Interface dataset entries
========================

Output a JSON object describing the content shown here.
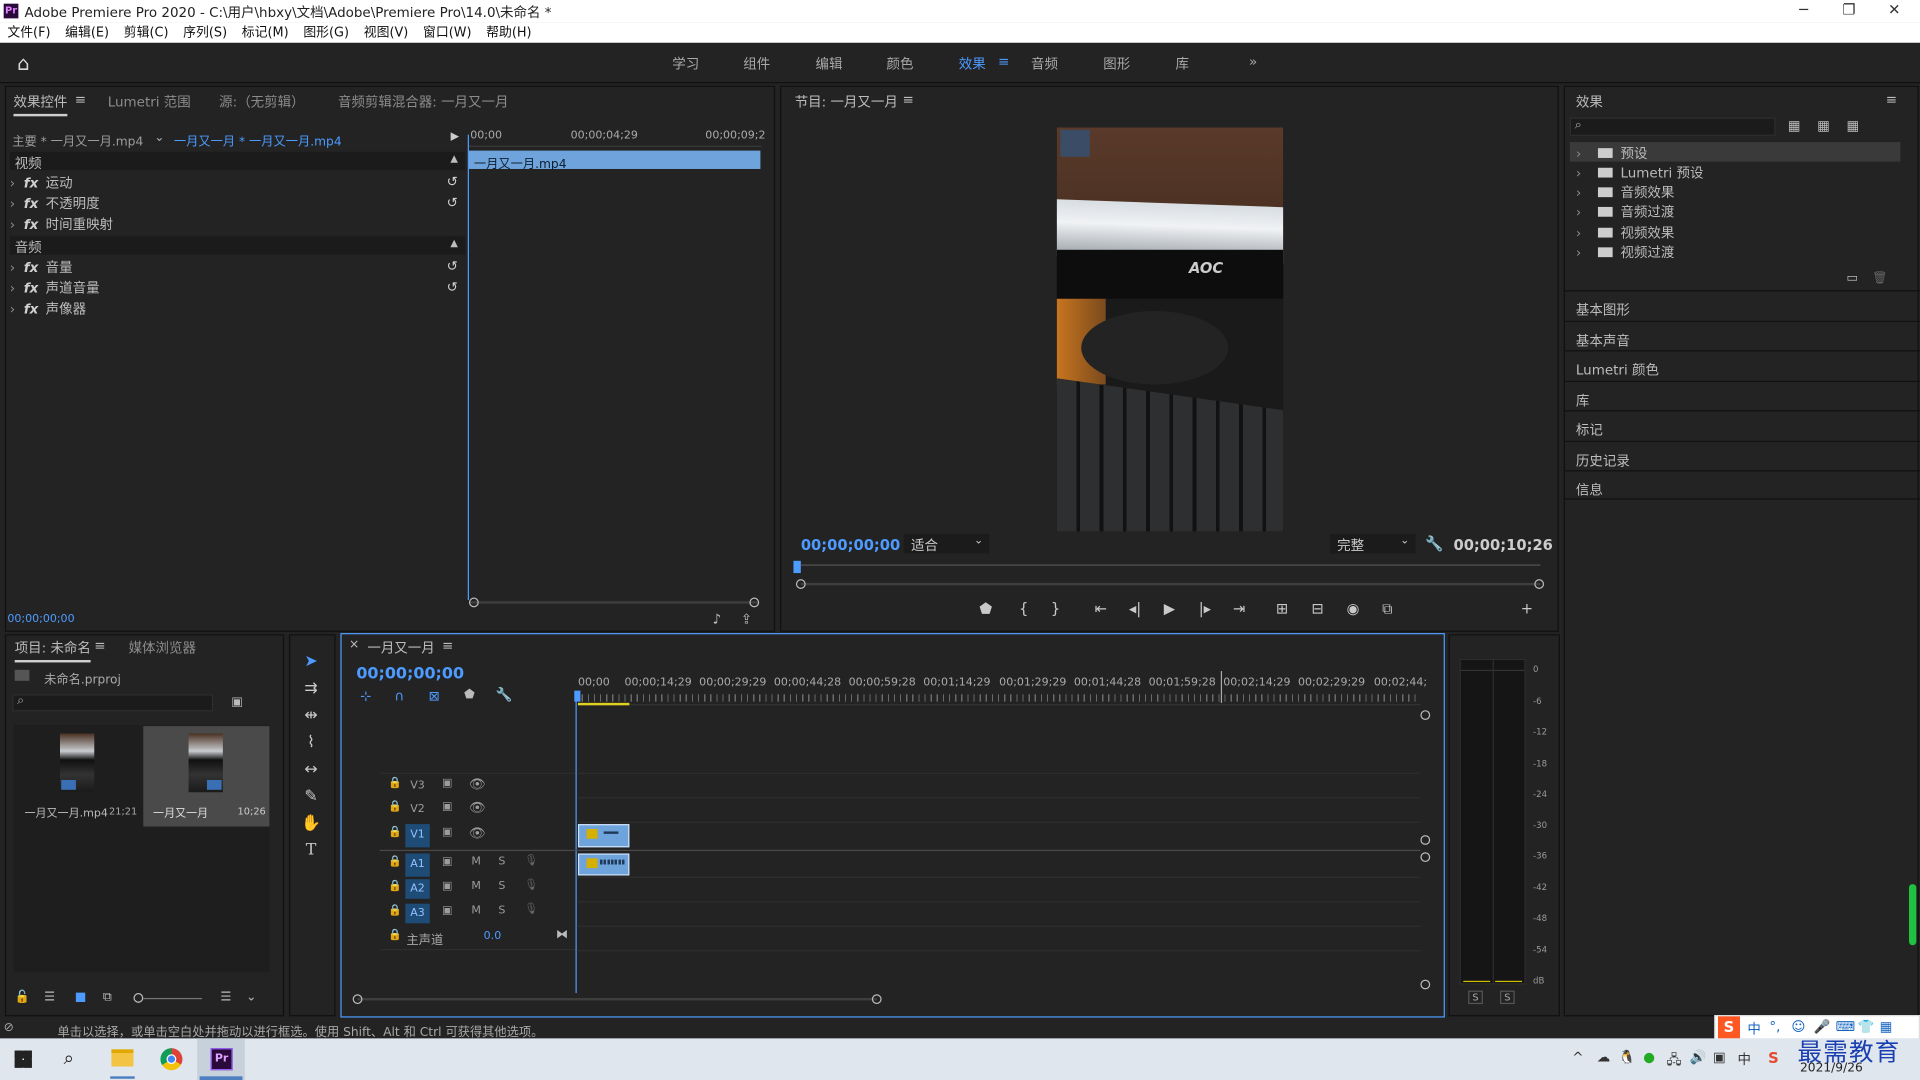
{
  "window": {
    "title": "Adobe Premiere Pro 2020 - C:\\用户\\hbxy\\文档\\Adobe\\Premiere Pro\\14.0\\未命名 *",
    "logo": "Pr"
  },
  "menu": [
    "文件(F)",
    "编辑(E)",
    "剪辑(C)",
    "序列(S)",
    "标记(M)",
    "图形(G)",
    "视图(V)",
    "窗口(W)",
    "帮助(H)"
  ],
  "workspaces": [
    "学习",
    "组件",
    "编辑",
    "颜色",
    "效果",
    "音频",
    "图形",
    "库"
  ],
  "effect_controls": {
    "tabs": [
      "效果控件",
      "Lumetri 范围",
      "源:（无剪辑）",
      "音频剪辑混合器: 一月又一月"
    ],
    "master_label": "主要 * 一月又一月.mp4",
    "sequence_clip": "一月又一月 * 一月又一月.mp4",
    "timecodes": [
      "00;00",
      "00;00;04;29",
      "00;00;09;2"
    ],
    "clip_name": "一月又一月.mp4",
    "video_header": "视频",
    "video_rows": [
      "运动",
      "不透明度",
      "时间重映射"
    ],
    "audio_header": "音频",
    "audio_rows": [
      "音量",
      "声道音量",
      "声像器"
    ],
    "current_time": "00;00;00;00",
    "fx_label": "fx"
  },
  "program": {
    "title": "节目: 一月又一月",
    "timecode": "00;00;00;00",
    "fit": "适合",
    "quality": "完整",
    "duration": "00;00;10;26",
    "video_brand": "AOC"
  },
  "project": {
    "tabs": [
      "项目: 未命名",
      "媒体浏览器"
    ],
    "file": "未命名.prproj",
    "items": [
      {
        "name": "一月又一月.mp4",
        "duration": "21;21"
      },
      {
        "name": "一月又一月",
        "duration": "10;26"
      }
    ]
  },
  "timeline": {
    "title": "一月又一月",
    "timecode": "00;00;00;00",
    "ruler": [
      "00;00",
      "00;00;14;29",
      "00;00;29;29",
      "00;00;44;28",
      "00;00;59;28",
      "00;01;14;29",
      "00;01;29;29",
      "00;01;44;28",
      "00;01;59;28",
      "00;02;14;29",
      "00;02;29;29",
      "00;02;44;"
    ],
    "tracks": {
      "video": [
        "V3",
        "V2",
        "V1"
      ],
      "audio": [
        "A1",
        "A2",
        "A3"
      ],
      "master_label": "主声道",
      "master_value": "0.0",
      "m": "M",
      "s": "S"
    }
  },
  "effects": {
    "title": "效果",
    "folders": [
      "预设",
      "Lumetri 预设",
      "音频效果",
      "音频过渡",
      "视频效果",
      "视频过渡"
    ],
    "sections": [
      "基本图形",
      "基本声音",
      "Lumetri 颜色",
      "库",
      "标记",
      "历史记录",
      "信息"
    ]
  },
  "meters": {
    "labels": [
      "0",
      "-6",
      "-12",
      "-18",
      "-24",
      "-30",
      "-36",
      "-42",
      "-48",
      "-54",
      "dB"
    ],
    "solo": [
      "S",
      "S"
    ]
  },
  "status": "单击以选择，或单击空白处并拖动以进行框选。使用 Shift、Alt 和 Ctrl 可获得其他选项。",
  "taskbar": {
    "date": "2021/9/26",
    "ime": "中"
  },
  "watermark": "最需教育",
  "colors": {
    "accent": "#4d9bff",
    "clip": "#6fa3dc",
    "panel": "#232323"
  }
}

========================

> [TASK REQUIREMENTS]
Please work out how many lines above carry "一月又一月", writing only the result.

> [FINAL ANSWER]
8